*Problem details:* List the lines of this listing that hold the word "number".

····················

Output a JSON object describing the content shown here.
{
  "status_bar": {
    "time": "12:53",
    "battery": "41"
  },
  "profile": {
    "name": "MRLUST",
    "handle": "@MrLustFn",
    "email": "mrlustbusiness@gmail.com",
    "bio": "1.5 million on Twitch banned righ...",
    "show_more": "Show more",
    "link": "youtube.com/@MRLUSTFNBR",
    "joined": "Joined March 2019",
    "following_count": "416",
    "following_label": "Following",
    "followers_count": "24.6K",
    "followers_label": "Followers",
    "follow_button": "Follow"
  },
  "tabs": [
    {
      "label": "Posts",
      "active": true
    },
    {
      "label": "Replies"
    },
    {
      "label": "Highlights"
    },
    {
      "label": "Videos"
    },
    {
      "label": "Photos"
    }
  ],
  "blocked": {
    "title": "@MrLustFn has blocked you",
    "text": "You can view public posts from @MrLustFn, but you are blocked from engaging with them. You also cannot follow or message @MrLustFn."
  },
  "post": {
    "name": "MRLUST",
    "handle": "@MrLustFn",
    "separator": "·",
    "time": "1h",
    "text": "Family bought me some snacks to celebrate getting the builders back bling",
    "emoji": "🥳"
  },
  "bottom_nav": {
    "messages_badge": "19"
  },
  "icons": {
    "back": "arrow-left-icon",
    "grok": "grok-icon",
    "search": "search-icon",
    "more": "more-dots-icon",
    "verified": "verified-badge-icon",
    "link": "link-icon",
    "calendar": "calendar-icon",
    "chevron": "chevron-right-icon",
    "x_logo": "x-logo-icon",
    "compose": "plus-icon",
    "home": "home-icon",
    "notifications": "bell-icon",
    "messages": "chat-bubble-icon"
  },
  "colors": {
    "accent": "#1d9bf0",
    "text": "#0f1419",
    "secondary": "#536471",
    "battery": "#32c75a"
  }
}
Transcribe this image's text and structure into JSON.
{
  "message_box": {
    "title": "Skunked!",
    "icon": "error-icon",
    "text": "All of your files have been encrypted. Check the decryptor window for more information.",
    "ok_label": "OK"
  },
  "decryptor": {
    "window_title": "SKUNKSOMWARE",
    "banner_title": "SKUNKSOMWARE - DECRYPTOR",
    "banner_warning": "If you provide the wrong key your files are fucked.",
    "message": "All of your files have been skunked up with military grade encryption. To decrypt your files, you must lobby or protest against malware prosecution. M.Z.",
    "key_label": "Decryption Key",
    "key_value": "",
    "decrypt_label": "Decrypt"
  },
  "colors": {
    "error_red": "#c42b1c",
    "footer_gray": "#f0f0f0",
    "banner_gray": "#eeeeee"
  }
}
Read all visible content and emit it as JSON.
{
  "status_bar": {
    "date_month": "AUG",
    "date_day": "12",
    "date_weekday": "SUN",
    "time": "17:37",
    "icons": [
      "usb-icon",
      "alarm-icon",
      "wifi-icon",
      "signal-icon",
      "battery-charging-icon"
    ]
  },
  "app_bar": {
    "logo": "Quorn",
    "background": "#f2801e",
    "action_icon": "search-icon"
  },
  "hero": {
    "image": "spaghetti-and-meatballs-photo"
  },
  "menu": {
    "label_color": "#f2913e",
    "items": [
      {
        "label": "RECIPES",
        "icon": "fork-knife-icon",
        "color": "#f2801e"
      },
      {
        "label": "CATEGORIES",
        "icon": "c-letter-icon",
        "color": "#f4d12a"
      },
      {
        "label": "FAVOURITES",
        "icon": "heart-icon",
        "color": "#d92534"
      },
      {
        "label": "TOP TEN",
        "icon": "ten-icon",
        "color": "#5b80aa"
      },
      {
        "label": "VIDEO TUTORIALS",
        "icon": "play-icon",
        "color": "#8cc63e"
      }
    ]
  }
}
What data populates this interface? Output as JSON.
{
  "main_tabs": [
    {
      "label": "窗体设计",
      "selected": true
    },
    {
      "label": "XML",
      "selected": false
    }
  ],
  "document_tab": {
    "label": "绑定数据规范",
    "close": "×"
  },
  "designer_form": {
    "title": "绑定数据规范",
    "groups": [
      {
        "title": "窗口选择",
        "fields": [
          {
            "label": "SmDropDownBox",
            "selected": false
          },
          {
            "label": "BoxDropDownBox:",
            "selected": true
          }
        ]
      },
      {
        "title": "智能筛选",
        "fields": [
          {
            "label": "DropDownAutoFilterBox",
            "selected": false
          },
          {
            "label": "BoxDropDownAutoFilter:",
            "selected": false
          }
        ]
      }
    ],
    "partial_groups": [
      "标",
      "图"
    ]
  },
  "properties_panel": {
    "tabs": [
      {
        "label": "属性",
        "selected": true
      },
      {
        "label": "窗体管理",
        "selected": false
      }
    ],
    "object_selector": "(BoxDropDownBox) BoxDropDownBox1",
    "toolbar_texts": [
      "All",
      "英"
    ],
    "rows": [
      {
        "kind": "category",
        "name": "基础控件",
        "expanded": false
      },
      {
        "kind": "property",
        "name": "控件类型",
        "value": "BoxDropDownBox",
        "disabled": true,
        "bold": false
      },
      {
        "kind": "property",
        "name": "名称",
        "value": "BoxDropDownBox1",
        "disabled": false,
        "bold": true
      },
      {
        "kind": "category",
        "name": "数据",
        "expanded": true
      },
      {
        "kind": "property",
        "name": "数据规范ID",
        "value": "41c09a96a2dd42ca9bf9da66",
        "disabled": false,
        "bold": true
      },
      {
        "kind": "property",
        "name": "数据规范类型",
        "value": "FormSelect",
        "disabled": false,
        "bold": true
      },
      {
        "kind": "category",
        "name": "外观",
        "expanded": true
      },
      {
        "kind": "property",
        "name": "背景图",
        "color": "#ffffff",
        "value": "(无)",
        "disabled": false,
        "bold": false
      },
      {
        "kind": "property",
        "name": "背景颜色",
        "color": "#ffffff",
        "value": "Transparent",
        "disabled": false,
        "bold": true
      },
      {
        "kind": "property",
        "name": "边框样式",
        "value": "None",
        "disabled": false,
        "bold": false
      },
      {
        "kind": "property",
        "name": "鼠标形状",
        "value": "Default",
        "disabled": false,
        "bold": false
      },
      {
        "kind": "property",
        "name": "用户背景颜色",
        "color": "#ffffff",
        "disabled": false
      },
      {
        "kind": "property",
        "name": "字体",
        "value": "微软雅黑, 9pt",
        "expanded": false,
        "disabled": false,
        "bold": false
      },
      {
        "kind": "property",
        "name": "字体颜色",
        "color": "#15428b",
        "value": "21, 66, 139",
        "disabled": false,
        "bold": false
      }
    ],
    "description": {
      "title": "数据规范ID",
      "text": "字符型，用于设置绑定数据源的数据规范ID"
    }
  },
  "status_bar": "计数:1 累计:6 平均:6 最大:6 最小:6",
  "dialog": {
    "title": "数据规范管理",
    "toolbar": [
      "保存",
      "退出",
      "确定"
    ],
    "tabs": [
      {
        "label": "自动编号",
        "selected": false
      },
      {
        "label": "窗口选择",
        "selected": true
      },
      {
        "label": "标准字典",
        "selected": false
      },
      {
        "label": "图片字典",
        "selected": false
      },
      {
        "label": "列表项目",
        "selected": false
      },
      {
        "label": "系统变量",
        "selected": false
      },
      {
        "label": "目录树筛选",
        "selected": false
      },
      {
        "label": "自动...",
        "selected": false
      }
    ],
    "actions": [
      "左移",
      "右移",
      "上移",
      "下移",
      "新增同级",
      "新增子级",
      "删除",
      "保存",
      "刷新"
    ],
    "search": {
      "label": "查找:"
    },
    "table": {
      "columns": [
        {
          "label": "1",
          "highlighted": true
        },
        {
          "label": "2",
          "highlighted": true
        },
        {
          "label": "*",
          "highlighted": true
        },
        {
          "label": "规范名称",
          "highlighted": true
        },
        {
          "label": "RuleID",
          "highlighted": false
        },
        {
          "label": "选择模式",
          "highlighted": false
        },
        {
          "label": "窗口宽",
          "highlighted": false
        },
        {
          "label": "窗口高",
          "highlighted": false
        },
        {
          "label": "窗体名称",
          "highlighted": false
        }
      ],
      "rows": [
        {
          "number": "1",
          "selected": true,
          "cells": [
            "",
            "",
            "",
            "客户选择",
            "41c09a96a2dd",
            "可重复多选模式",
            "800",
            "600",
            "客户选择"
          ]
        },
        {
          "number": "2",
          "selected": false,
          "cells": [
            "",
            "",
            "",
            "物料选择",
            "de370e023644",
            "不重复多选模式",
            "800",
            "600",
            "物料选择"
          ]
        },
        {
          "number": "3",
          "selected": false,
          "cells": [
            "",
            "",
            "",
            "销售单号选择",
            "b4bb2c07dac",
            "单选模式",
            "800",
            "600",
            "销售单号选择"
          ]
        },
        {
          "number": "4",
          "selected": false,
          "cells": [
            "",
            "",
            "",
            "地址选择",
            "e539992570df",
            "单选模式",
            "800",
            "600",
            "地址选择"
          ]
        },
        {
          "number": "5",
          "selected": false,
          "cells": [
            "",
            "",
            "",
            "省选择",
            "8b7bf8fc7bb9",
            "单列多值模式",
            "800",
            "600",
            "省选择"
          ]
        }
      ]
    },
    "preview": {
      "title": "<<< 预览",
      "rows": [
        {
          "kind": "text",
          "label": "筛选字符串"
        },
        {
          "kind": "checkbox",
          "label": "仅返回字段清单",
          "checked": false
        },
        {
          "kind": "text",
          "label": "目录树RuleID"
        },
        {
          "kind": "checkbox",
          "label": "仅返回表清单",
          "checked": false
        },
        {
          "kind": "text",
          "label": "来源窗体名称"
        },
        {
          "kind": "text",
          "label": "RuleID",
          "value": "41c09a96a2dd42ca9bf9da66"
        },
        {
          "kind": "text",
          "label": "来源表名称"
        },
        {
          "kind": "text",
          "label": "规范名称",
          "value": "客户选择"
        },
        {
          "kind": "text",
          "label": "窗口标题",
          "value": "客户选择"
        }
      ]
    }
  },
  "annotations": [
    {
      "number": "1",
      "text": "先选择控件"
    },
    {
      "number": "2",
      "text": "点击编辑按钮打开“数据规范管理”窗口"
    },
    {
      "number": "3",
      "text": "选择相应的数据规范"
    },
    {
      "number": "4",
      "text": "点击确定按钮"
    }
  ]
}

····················

*Task solution:*
          "number": "1",
          "number": "2",
          "number": "3",
          "number": "4",
          "number": "5",
      "number": "1",
      "number": "2",
      "number": "3",
      "number": "4",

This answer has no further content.